* **EXERCISE DETAILS**
Filter out every line below that lacks "Ссылок", and copy the rest.

(Data about app and page elements)
※

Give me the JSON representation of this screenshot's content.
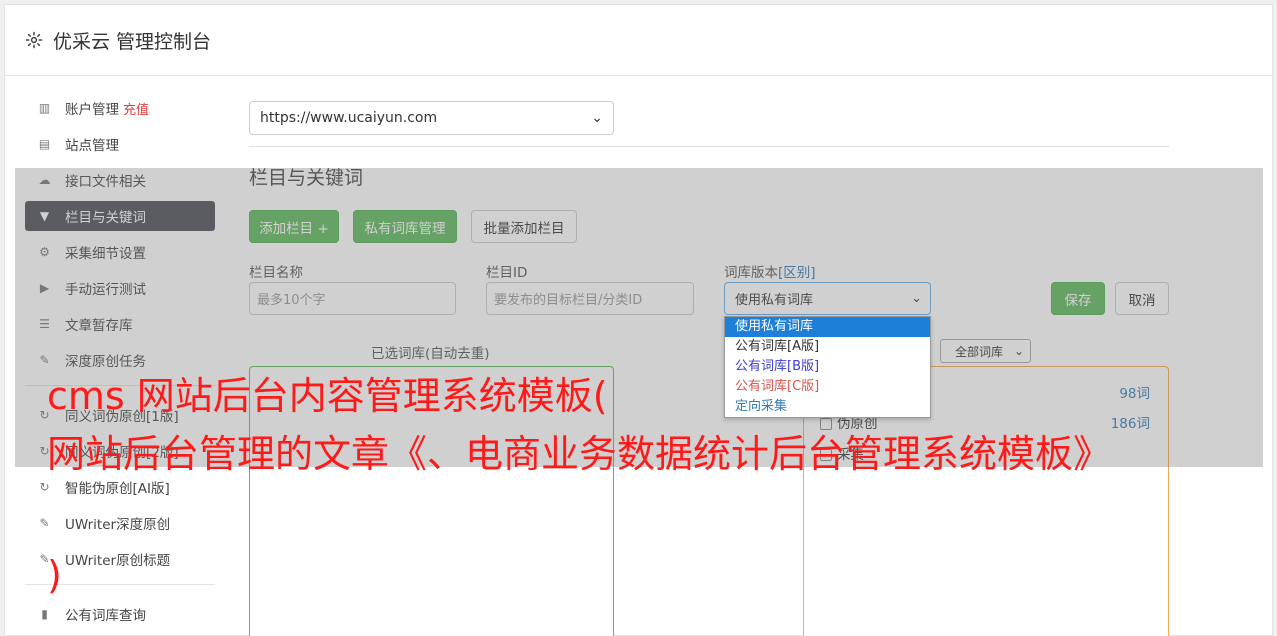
{
  "header": {
    "title": "优采云 管理控制台",
    "icon": "gear-icon"
  },
  "sidebar": {
    "items": [
      {
        "label": "账户管理",
        "badge": "充值",
        "icon": "bar-chart-icon",
        "active": false
      },
      {
        "label": "站点管理",
        "icon": "server-icon",
        "active": false
      },
      {
        "label": "接口文件相关",
        "icon": "cloud-upload-icon",
        "active": false
      },
      {
        "label": "栏目与关键词",
        "icon": "filter-icon",
        "active": true
      },
      {
        "label": "采集细节设置",
        "icon": "cogs-icon",
        "active": false
      },
      {
        "label": "手动运行测试",
        "icon": "play-circle-icon",
        "active": false
      },
      {
        "label": "文章暂存库",
        "icon": "database-icon",
        "active": false
      },
      {
        "label": "深度原创任务",
        "icon": "edit-icon",
        "active": false
      },
      {
        "label": "同义词伪原创[1版]",
        "icon": "refresh-icon",
        "active": false
      },
      {
        "label": "同义词伪原创[2版]",
        "icon": "refresh-icon",
        "active": false
      },
      {
        "label": "智能伪原创[AI版]",
        "icon": "refresh-icon",
        "active": false
      },
      {
        "label": "UWriter深度原创",
        "icon": "edit-icon",
        "active": false
      },
      {
        "label": "UWriter原创标题",
        "icon": "edit-icon",
        "active": false
      },
      {
        "label": "公有词库查询",
        "icon": "book-icon",
        "active": false
      }
    ]
  },
  "main": {
    "site_select": "https://www.ucaiyun.com",
    "section_title": "栏目与关键词",
    "buttons": {
      "add_column": "添加栏目 +",
      "private_lib": "私有词库管理",
      "batch_add": "批量添加栏目",
      "save": "保存",
      "cancel": "取消"
    },
    "form": {
      "name_label": "栏目名称",
      "name_placeholder": "最多10个字",
      "id_label": "栏目ID",
      "id_placeholder": "要发布的目标栏目/分类ID",
      "version_label": "词库版本",
      "version_link": "[区别]",
      "version_value": "使用私有词库"
    },
    "dropdown_options": [
      "使用私有词库",
      "公有词库[A版]",
      "公有词库[B版]",
      "公有词库[C版]",
      "定向采集"
    ],
    "selected_label": "已选词库(自动去重)",
    "lib_filter": "全部词库",
    "libraries": [
      {
        "name": "",
        "count": "98词"
      },
      {
        "name": "伪原创",
        "count": "186词"
      },
      {
        "name": "采集",
        "count": ""
      }
    ]
  },
  "watermark": {
    "line1": "cms 网站后台内容管理系统模板(",
    "line2": "网站后台管理的文章《、电商业务数据统计后台管理系统模板》",
    "line3": ")"
  },
  "colors": {
    "accent_green": "#5cb85c",
    "active_nav": "#4a4e57",
    "watermark": "#ff1a1a",
    "link": "#337ab7"
  }
}
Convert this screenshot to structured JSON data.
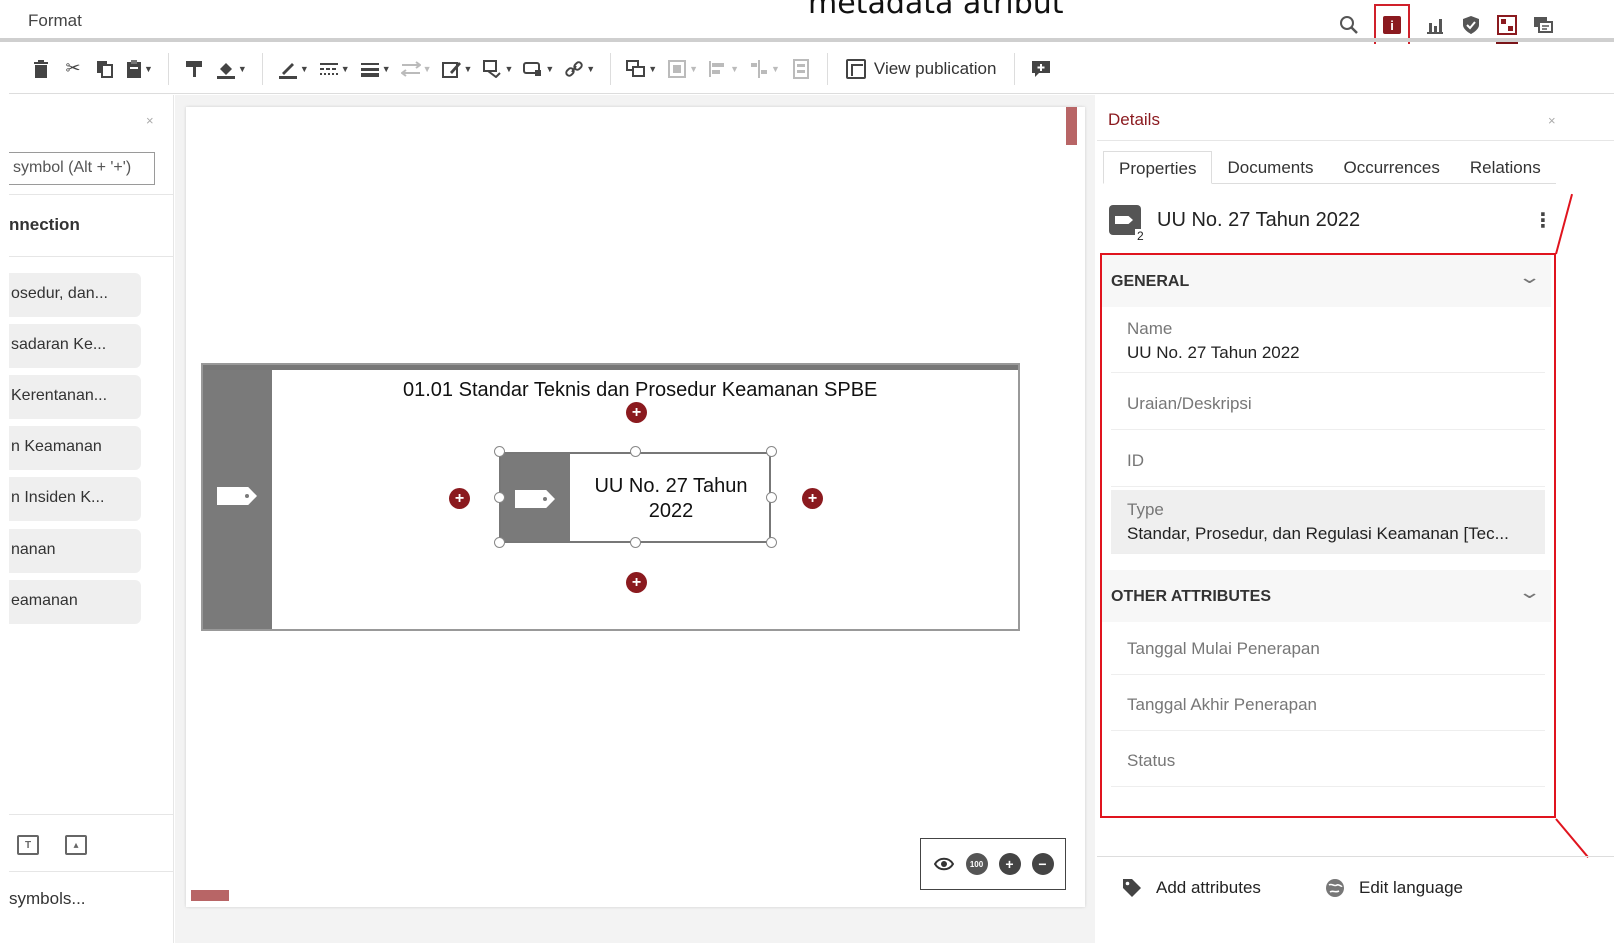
{
  "header": {
    "menu_format": "Format",
    "overlay_caption": "metadata atribut",
    "icons": [
      "search-icon",
      "info-icon",
      "bar-chart-icon",
      "shield-icon",
      "dashboard-icon",
      "chat-icon"
    ]
  },
  "toolbar": {
    "view_publication_label": "View publication"
  },
  "left_panel": {
    "close": "×",
    "search_placeholder": "symbol (Alt + '+')",
    "section_title": "nnection",
    "items": [
      "osedur, dan...",
      "sadaran Ke...",
      "Kerentanan...",
      "n Keamanan",
      "n Insiden K...",
      "nanan",
      "eamanan"
    ],
    "more_symbols": "symbols..."
  },
  "canvas": {
    "container_title": "01.01 Standar Teknis dan Prosedur Keamanan SPBE",
    "node_label": "UU No. 27 Tahun 2022",
    "zoom_100_label": "100",
    "accent_color": "#8b1a1f"
  },
  "details": {
    "title": "Details",
    "close": "×",
    "tabs": [
      "Properties",
      "Documents",
      "Occurrences",
      "Relations"
    ],
    "object_name": "UU No. 27 Tahun 2022",
    "object_count": "2",
    "general": {
      "title": "GENERAL",
      "name_label": "Name",
      "name_value": "UU No. 27 Tahun 2022",
      "description_label": "Uraian/Deskripsi",
      "id_label": "ID",
      "type_label": "Type",
      "type_value": "Standar, Prosedur, dan Regulasi Keamanan [Tec..."
    },
    "other": {
      "title": "OTHER ATTRIBUTES",
      "fields": [
        "Tanggal Mulai Penerapan",
        "Tanggal Akhir Penerapan",
        "Status"
      ]
    },
    "actions": {
      "add_attributes": "Add attributes",
      "edit_language": "Edit language"
    },
    "highlight_color": "#e0141e"
  }
}
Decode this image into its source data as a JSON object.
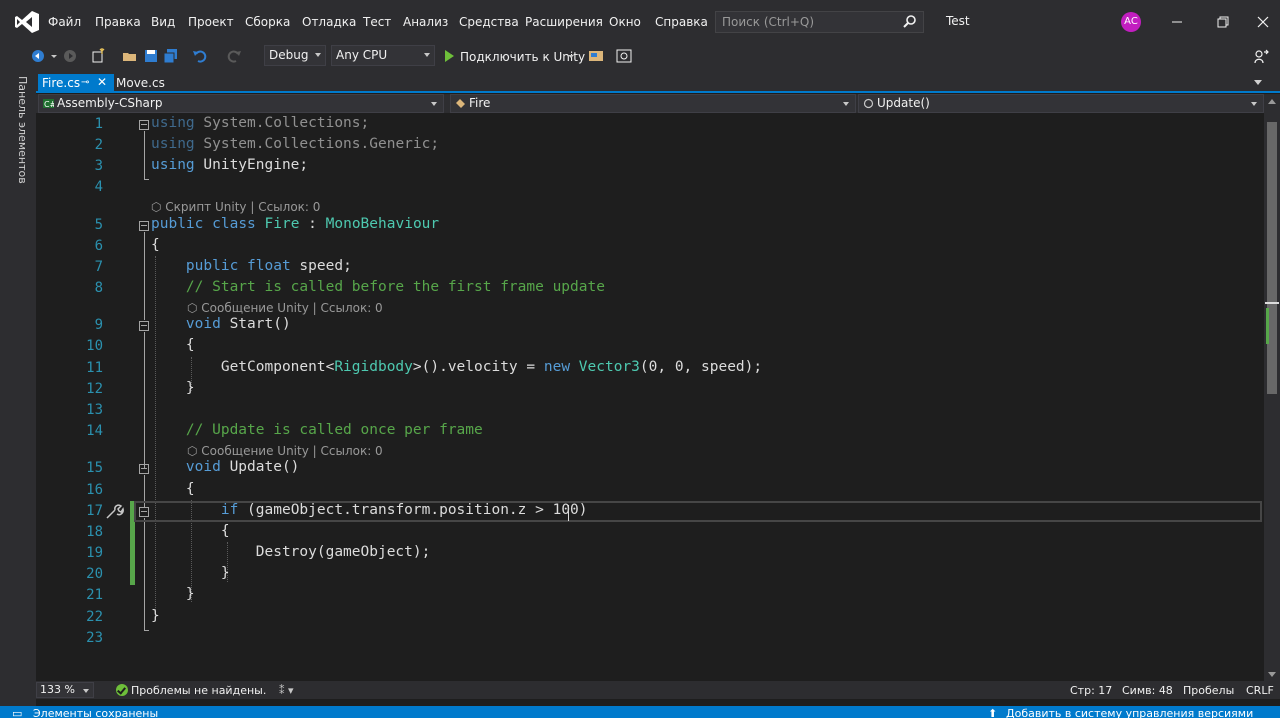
{
  "menu": [
    "Файл",
    "Правка",
    "Вид",
    "Проект",
    "Сборка",
    "Отладка",
    "Тест",
    "Анализ",
    "Средства",
    "Расширения",
    "Окно",
    "Справка"
  ],
  "search": {
    "placeholder": "Поиск (Ctrl+Q)"
  },
  "solution_name": "Test",
  "user_initials": "AC",
  "toolbar": {
    "configuration": "Debug",
    "platform": "Any CPU",
    "attach_label": "Подключить к Unity"
  },
  "side_panel": {
    "label": "Панель элементов"
  },
  "tabs": [
    {
      "label": "Fire.cs",
      "active": true
    },
    {
      "label": "Move.cs",
      "active": false
    }
  ],
  "nav": {
    "project": "Assembly-CSharp",
    "type": "Fire",
    "member": "Update()"
  },
  "code": {
    "line_numbers": [
      "1",
      "2",
      "3",
      "4",
      "5",
      "6",
      "7",
      "8",
      "9",
      "10",
      "11",
      "12",
      "13",
      "14",
      "15",
      "16",
      "17",
      "18",
      "19",
      "20",
      "21",
      "22",
      "23"
    ],
    "lines": [
      {
        "parts": [
          {
            "t": "using",
            "c": "using-dim"
          },
          {
            "t": " System.Collections;",
            "c": "ns-dim"
          }
        ]
      },
      {
        "parts": [
          {
            "t": "using",
            "c": "using-dim"
          },
          {
            "t": " System.Collections.Generic;",
            "c": "ns-dim"
          }
        ]
      },
      {
        "parts": [
          {
            "t": "using",
            "c": "kw"
          },
          {
            "t": " UnityEngine;",
            "c": ""
          }
        ]
      },
      {
        "parts": []
      },
      {
        "parts": [
          {
            "t": "public",
            "c": "kw"
          },
          {
            "t": " ",
            "c": ""
          },
          {
            "t": "class",
            "c": "kw"
          },
          {
            "t": " ",
            "c": ""
          },
          {
            "t": "Fire",
            "c": "ty"
          },
          {
            "t": " : ",
            "c": ""
          },
          {
            "t": "MonoBehaviour",
            "c": "ty"
          }
        ]
      },
      {
        "parts": [
          {
            "t": "{",
            "c": ""
          }
        ]
      },
      {
        "parts": [
          {
            "t": "    ",
            "c": ""
          },
          {
            "t": "public",
            "c": "kw"
          },
          {
            "t": " ",
            "c": ""
          },
          {
            "t": "float",
            "c": "kw"
          },
          {
            "t": " speed;",
            "c": ""
          }
        ]
      },
      {
        "parts": [
          {
            "t": "    ",
            "c": ""
          },
          {
            "t": "// Start is called before the first frame update",
            "c": "cm"
          }
        ]
      },
      {
        "parts": [
          {
            "t": "    ",
            "c": ""
          },
          {
            "t": "void",
            "c": "kw"
          },
          {
            "t": " Start()",
            "c": ""
          }
        ]
      },
      {
        "parts": [
          {
            "t": "    {",
            "c": ""
          }
        ]
      },
      {
        "parts": [
          {
            "t": "        GetComponent<",
            "c": ""
          },
          {
            "t": "Rigidbody",
            "c": "ty"
          },
          {
            "t": ">().velocity = ",
            "c": ""
          },
          {
            "t": "new",
            "c": "kw"
          },
          {
            "t": " ",
            "c": ""
          },
          {
            "t": "Vector3",
            "c": "ty"
          },
          {
            "t": "(0, 0, speed);",
            "c": ""
          }
        ]
      },
      {
        "parts": [
          {
            "t": "    }",
            "c": ""
          }
        ]
      },
      {
        "parts": []
      },
      {
        "parts": [
          {
            "t": "    ",
            "c": ""
          },
          {
            "t": "// Update is called once per frame",
            "c": "cm"
          }
        ]
      },
      {
        "parts": [
          {
            "t": "    ",
            "c": ""
          },
          {
            "t": "void",
            "c": "kw"
          },
          {
            "t": " Update()",
            "c": ""
          }
        ]
      },
      {
        "parts": [
          {
            "t": "    {",
            "c": ""
          }
        ]
      },
      {
        "parts": [
          {
            "t": "        ",
            "c": ""
          },
          {
            "t": "if",
            "c": "kw"
          },
          {
            "t": " (gameObject.transform.position.z > 100)",
            "c": ""
          }
        ]
      },
      {
        "parts": [
          {
            "t": "        {",
            "c": ""
          }
        ]
      },
      {
        "parts": [
          {
            "t": "            Destroy(gameObject);",
            "c": ""
          }
        ]
      },
      {
        "parts": [
          {
            "t": "        }",
            "c": ""
          }
        ]
      },
      {
        "parts": [
          {
            "t": "    }",
            "c": ""
          }
        ]
      },
      {
        "parts": [
          {
            "t": "}",
            "c": ""
          }
        ]
      },
      {
        "parts": []
      }
    ],
    "codelens": {
      "class": "Скрипт Unity | Ссылок: 0",
      "start": "Сообщение Unity | Ссылок: 0",
      "update": "Сообщение Unity | Ссылок: 0"
    }
  },
  "infobar": {
    "zoom": "133 %",
    "problems": "Проблемы не найдены.",
    "line": "Стр: 17",
    "column": "Симв: 48",
    "whitespace": "Пробелы",
    "line_ending": "CRLF"
  },
  "status": {
    "left": "Элементы сохранены",
    "right": "Добавить в систему управления версиями"
  },
  "colors": {
    "accent": "#007acc",
    "keyword": "#569cd6",
    "type": "#4ec9b0",
    "comment": "#57a64a",
    "line_number": "#2b91af",
    "avatar": "#c21ec0"
  },
  "icons": [
    "vs-logo-icon",
    "search-icon",
    "minimize-icon",
    "restore-icon",
    "close-icon",
    "back-icon",
    "forward-icon",
    "new-project-icon",
    "open-folder-icon",
    "save-icon",
    "save-all-icon",
    "undo-icon",
    "redo-icon",
    "play-icon",
    "unity-icon",
    "screenshot-icon",
    "pin-icon",
    "csharp-icon",
    "class-icon",
    "method-icon",
    "quick-action-icon",
    "checkmark-icon",
    "source-control-icon",
    "live-share-icon"
  ]
}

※

* **ANSWER TO THIS EXERCISE**
      "class": "Скрипт Unity | Ссылок: 0",
      "start": "Сообщение Unity | Ссылок: 0",
      "update": "Сообщение Unity | Ссылок: 0"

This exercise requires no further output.